- _To do_:
With pictures omitted, output the records below exactly as they appear.

——————

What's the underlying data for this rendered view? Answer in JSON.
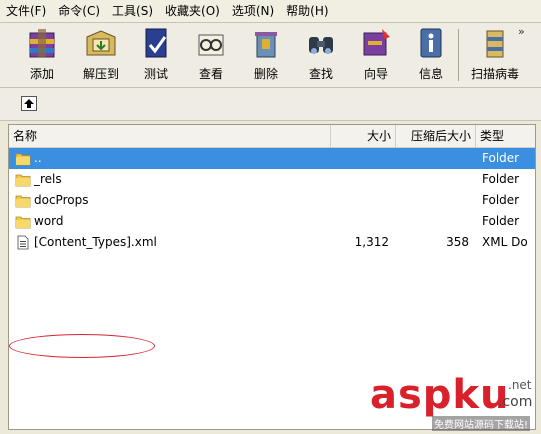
{
  "menu": [
    "文件(F)",
    "命令(C)",
    "工具(S)",
    "收藏夹(O)",
    "选项(N)",
    "帮助(H)"
  ],
  "toolbar": {
    "buttons": [
      {
        "label": "添加",
        "icon": "add-archive-icon"
      },
      {
        "label": "解压到",
        "icon": "extract-to-icon"
      },
      {
        "label": "测试",
        "icon": "test-icon"
      },
      {
        "label": "查看",
        "icon": "view-icon"
      },
      {
        "label": "删除",
        "icon": "delete-icon"
      },
      {
        "label": "查找",
        "icon": "find-icon"
      },
      {
        "label": "向导",
        "icon": "wizard-icon"
      },
      {
        "label": "信息",
        "icon": "info-icon"
      },
      {
        "label": "扫描病毒",
        "icon": "virus-scan-icon"
      }
    ],
    "overflow": "»"
  },
  "columns": {
    "name": "名称",
    "size": "大小",
    "packed": "压缩后大小",
    "type": "类型"
  },
  "files": [
    {
      "name": "..",
      "size": "",
      "packed": "",
      "type": "Folder",
      "kind": "folder",
      "selected": true
    },
    {
      "name": "_rels",
      "size": "",
      "packed": "",
      "type": "Folder",
      "kind": "folder"
    },
    {
      "name": "docProps",
      "size": "",
      "packed": "",
      "type": "Folder",
      "kind": "folder"
    },
    {
      "name": "word",
      "size": "",
      "packed": "",
      "type": "Folder",
      "kind": "folder"
    },
    {
      "name": "[Content_Types].xml",
      "size": "1,312",
      "packed": "358",
      "type": "XML Do",
      "kind": "file"
    }
  ],
  "watermark": {
    "main": "aspku",
    "net": ".net",
    "com": ".com",
    "sub": "免费网站源码下载站!"
  },
  "colors": {
    "selection": "#3b8fe0",
    "highlight_oval": "#d9232f",
    "watermark": "#d8212a"
  }
}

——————

- _Exercise response_:
What's the underlying data for this rendered view? Answer in JSON.
{
  "menu": [
    "文件(F)",
    "命令(C)",
    "工具(S)",
    "收藏夹(O)",
    "选项(N)",
    "帮助(H)"
  ],
  "toolbar": {
    "buttons": [
      {
        "label": "添加",
        "icon": "add-archive-icon"
      },
      {
        "label": "解压到",
        "icon": "extract-to-icon"
      },
      {
        "label": "测试",
        "icon": "test-icon"
      },
      {
        "label": "查看",
        "icon": "view-icon"
      },
      {
        "label": "删除",
        "icon": "delete-icon"
      },
      {
        "label": "查找",
        "icon": "find-icon"
      },
      {
        "label": "向导",
        "icon": "wizard-icon"
      },
      {
        "label": "信息",
        "icon": "info-icon"
      },
      {
        "label": "扫描病毒",
        "icon": "virus-scan-icon"
      }
    ],
    "overflow": "»"
  },
  "columns": {
    "name": "名称",
    "size": "大小",
    "packed": "压缩后大小",
    "type": "类型"
  },
  "files": [
    {
      "name": "..",
      "size": "",
      "packed": "",
      "type": "Folder",
      "kind": "folder",
      "selected": true
    },
    {
      "name": "_rels",
      "size": "",
      "packed": "",
      "type": "Folder",
      "kind": "folder"
    },
    {
      "name": "docProps",
      "size": "",
      "packed": "",
      "type": "Folder",
      "kind": "folder"
    },
    {
      "name": "word",
      "size": "",
      "packed": "",
      "type": "Folder",
      "kind": "folder"
    },
    {
      "name": "[Content_Types].xml",
      "size": "1,312",
      "packed": "358",
      "type": "XML Do",
      "kind": "file"
    }
  ],
  "watermark": {
    "main": "aspku",
    "net": ".net",
    "com": ".com",
    "sub": "免费网站源码下载站!"
  },
  "colors": {
    "selection": "#3b8fe0",
    "highlight_oval": "#d9232f",
    "watermark": "#d8212a"
  }
}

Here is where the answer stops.